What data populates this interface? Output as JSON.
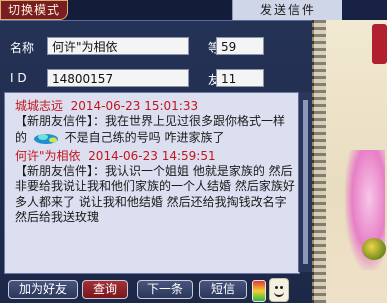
{
  "topbar": {
    "mode_button": "切换模式",
    "title": "发送信件"
  },
  "info": {
    "name_label": "名称",
    "name_value": "何许\"为相依",
    "level_label": "等级",
    "level_value": "59",
    "id_label": "I D",
    "id_value": "14800157",
    "friendship_label": "友好",
    "friendship_value": "11"
  },
  "messages": [
    {
      "sender": "城城志远",
      "timestamp": "2014-06-23 15:01:33",
      "lines_before_icon": "【新朋友信件】：我在世界上见过很多跟你格式一样的",
      "lines_after_icon": "不是自己练的号吗 咋进家族了"
    },
    {
      "sender": "何许\"为相依",
      "timestamp": "2014-06-23 14:59:51",
      "body": "【新朋友信件】：我认识一个姐姐 他就是家族的 然后非要给我说让我和他们家族的一个人结婚 然后家族好多人都来了 说让我和他结婚 然后还给我掏钱改名字 然后给我送玫瑰"
    }
  ],
  "buttons": {
    "add_friend": "加为好友",
    "query": "查询",
    "next": "下一条",
    "sms": "短信"
  },
  "colors": {
    "header_red": "#c4141b",
    "active_button": "#a53036"
  },
  "icons": {
    "message_gem": "blue-green-gem-icon",
    "emoji": "smiley-face-icon",
    "meter": "signal-meter-icon"
  }
}
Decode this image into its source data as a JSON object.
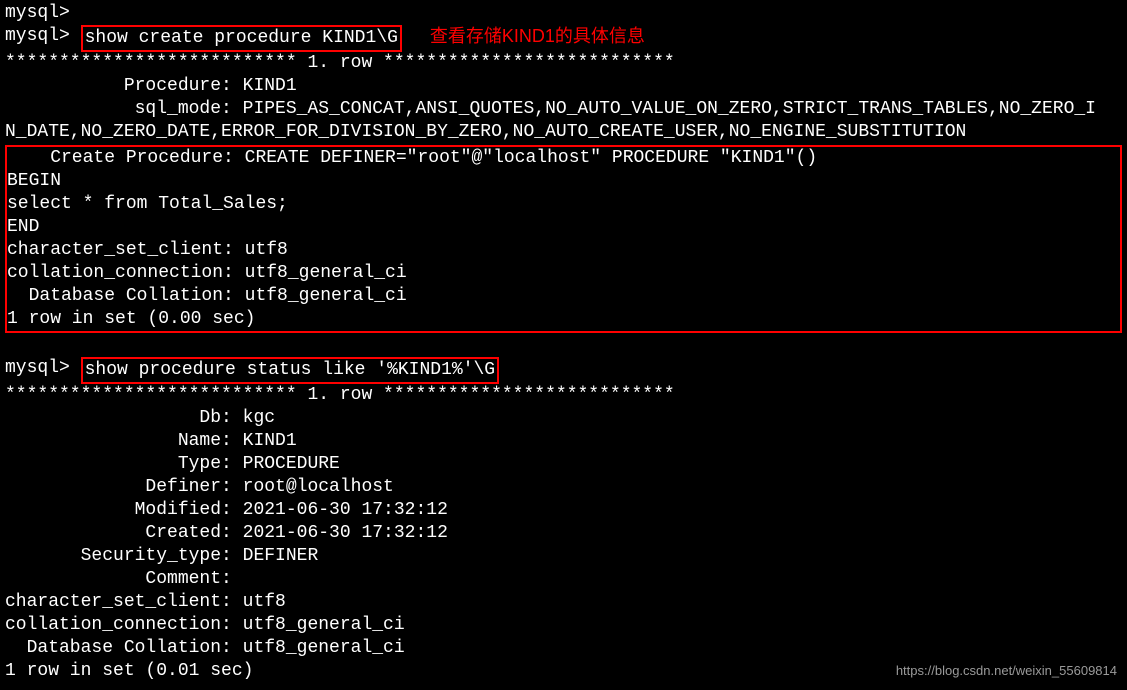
{
  "prompt": "mysql> ",
  "empty_prompts_top": [
    "mysql>",
    "mysql> "
  ],
  "cmd1": "show create procedure KIND1\\G",
  "annotation1": "查看存储KIND1的具体信息",
  "row_sep1": "*************************** 1. row ***************************",
  "result1": {
    "line_proc": "           Procedure: KIND1",
    "line_sqlmode_a": "            sql_mode: PIPES_AS_CONCAT,ANSI_QUOTES,NO_AUTO_VALUE_ON_ZERO,STRICT_TRANS_TABLES,NO_ZERO_I",
    "line_sqlmode_b": "N_DATE,NO_ZERO_DATE,ERROR_FOR_DIVISION_BY_ZERO,NO_AUTO_CREATE_USER,NO_ENGINE_SUBSTITUTION"
  },
  "boxed_block": {
    "l1": "    Create Procedure: CREATE DEFINER=\"root\"@\"localhost\" PROCEDURE \"KIND1\"()",
    "l2": "BEGIN",
    "l3": "select * from Total_Sales;",
    "l4": "END",
    "l5": "character_set_client: utf8",
    "l6": "collation_connection: utf8_general_ci",
    "l7": "  Database Collation: utf8_general_ci",
    "l8": "1 row in set (0.00 sec)"
  },
  "cmd2": "show procedure status like '%KIND1%'\\G",
  "row_sep2": "*************************** 1. row ***************************",
  "result2": {
    "db": "                  Db: kgc",
    "name": "                Name: KIND1",
    "type": "                Type: PROCEDURE",
    "definer": "             Definer: root@localhost",
    "modified": "            Modified: 2021-06-30 17:32:12",
    "created": "             Created: 2021-06-30 17:32:12",
    "sectype": "       Security_type: DEFINER",
    "comment": "             Comment:",
    "charset": "character_set_client: utf8",
    "coll": "collation_connection: utf8_general_ci",
    "dbcoll": "  Database Collation: utf8_general_ci",
    "footer": "1 row in set (0.01 sec)"
  },
  "watermark": "https://blog.csdn.net/weixin_55609814"
}
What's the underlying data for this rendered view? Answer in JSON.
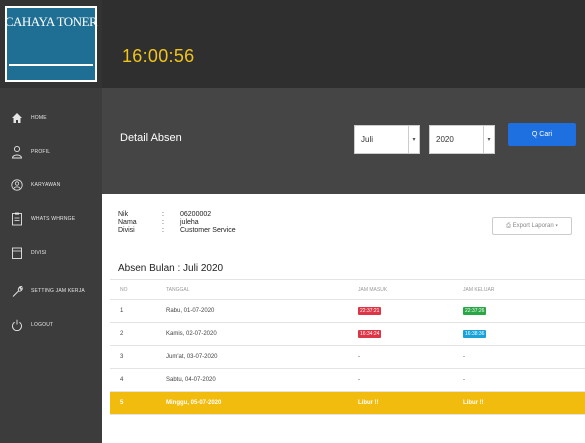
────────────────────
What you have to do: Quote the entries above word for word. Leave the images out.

Exercise answer:
What data populates this interface? Output as JSON.
{
  "topbar": {
    "mode_button": "切换模式",
    "title": "发送信件"
  },
  "info": {
    "name_label": "名称",
    "name_value": "何许\"为相依",
    "level_label": "等级",
    "level_value": "59",
    "id_label": "I D",
    "id_value": "14800157",
    "friendship_label": "友好",
    "friendship_value": "11"
  },
  "messages": [
    {
      "sender": "城城志远",
      "timestamp": "2014-06-23 15:01:33",
      "lines_before_icon": "【新朋友信件】：我在世界上见过很多跟你格式一样的",
      "lines_after_icon": "不是自己练的号吗 咋进家族了"
    },
    {
      "sender": "何许\"为相依",
      "timestamp": "2014-06-23 14:59:51",
      "body": "【新朋友信件】：我认识一个姐姐 他就是家族的 然后非要给我说让我和他们家族的一个人结婚 然后家族好多人都来了 说让我和他结婚 然后还给我掏钱改名字 然后给我送玫瑰"
    }
  ],
  "buttons": {
    "add_friend": "加为好友",
    "query": "查询",
    "next": "下一条",
    "sms": "短信"
  },
  "colors": {
    "header_red": "#c4141b",
    "active_button": "#a53036"
  },
  "icons": {
    "message_gem": "blue-green-gem-icon",
    "emoji": "smiley-face-icon",
    "meter": "signal-meter-icon"
  }
}
Decode this image into its source data as a JSON object.
{
  "prompt": "mysql> ",
  "empty_prompts_top": [
    "mysql>",
    "mysql> "
  ],
  "cmd1": "show create procedure KIND1\\G",
  "annotation1": "查看存储KIND1的具体信息",
  "row_sep1": "*************************** 1. row ***************************",
  "result1": {
    "line_proc": "           Procedure: KIND1",
    "line_sqlmode_a": "            sql_mode: PIPES_AS_CONCAT,ANSI_QUOTES,NO_AUTO_VALUE_ON_ZERO,STRICT_TRANS_TABLES,NO_ZERO_I",
    "line_sqlmode_b": "N_DATE,NO_ZERO_DATE,ERROR_FOR_DIVISION_BY_ZERO,NO_AUTO_CREATE_USER,NO_ENGINE_SUBSTITUTION"
  },
  "boxed_block": {
    "l1": "    Create Procedure: CREATE DEFINER=\"root\"@\"localhost\" PROCEDURE \"KIND1\"()",
    "l2": "BEGIN",
    "l3": "select * from Total_Sales;",
    "l4": "END",
    "l5": "character_set_client: utf8",
    "l6": "collation_connection: utf8_general_ci",
    "l7": "  Database Collation: utf8_general_ci",
    "l8": "1 row in set (0.00 sec)"
  },
  "cmd2": "show procedure status like '%KIND1%'\\G",
  "row_sep2": "*************************** 1. row ***************************",
  "result2": {
    "db": "                  Db: kgc",
    "name": "                Name: KIND1",
    "type": "                Type: PROCEDURE",
    "definer": "             Definer: root@localhost",
    "modified": "            Modified: 2021-06-30 17:32:12",
    "created": "             Created: 2021-06-30 17:32:12",
    "sectype": "       Security_type: DEFINER",
    "comment": "             Comment:",
    "charset": "character_set_client: utf8",
    "coll": "collation_connection: utf8_general_ci",
    "dbcoll": "  Database Collation: utf8_general_ci",
    "footer": "1 row in set (0.01 sec)"
  },
  "watermark": "https://blog.csdn.net/weixin_55609814"
}
What's the underlying data for this rendered view? Answer in JSON.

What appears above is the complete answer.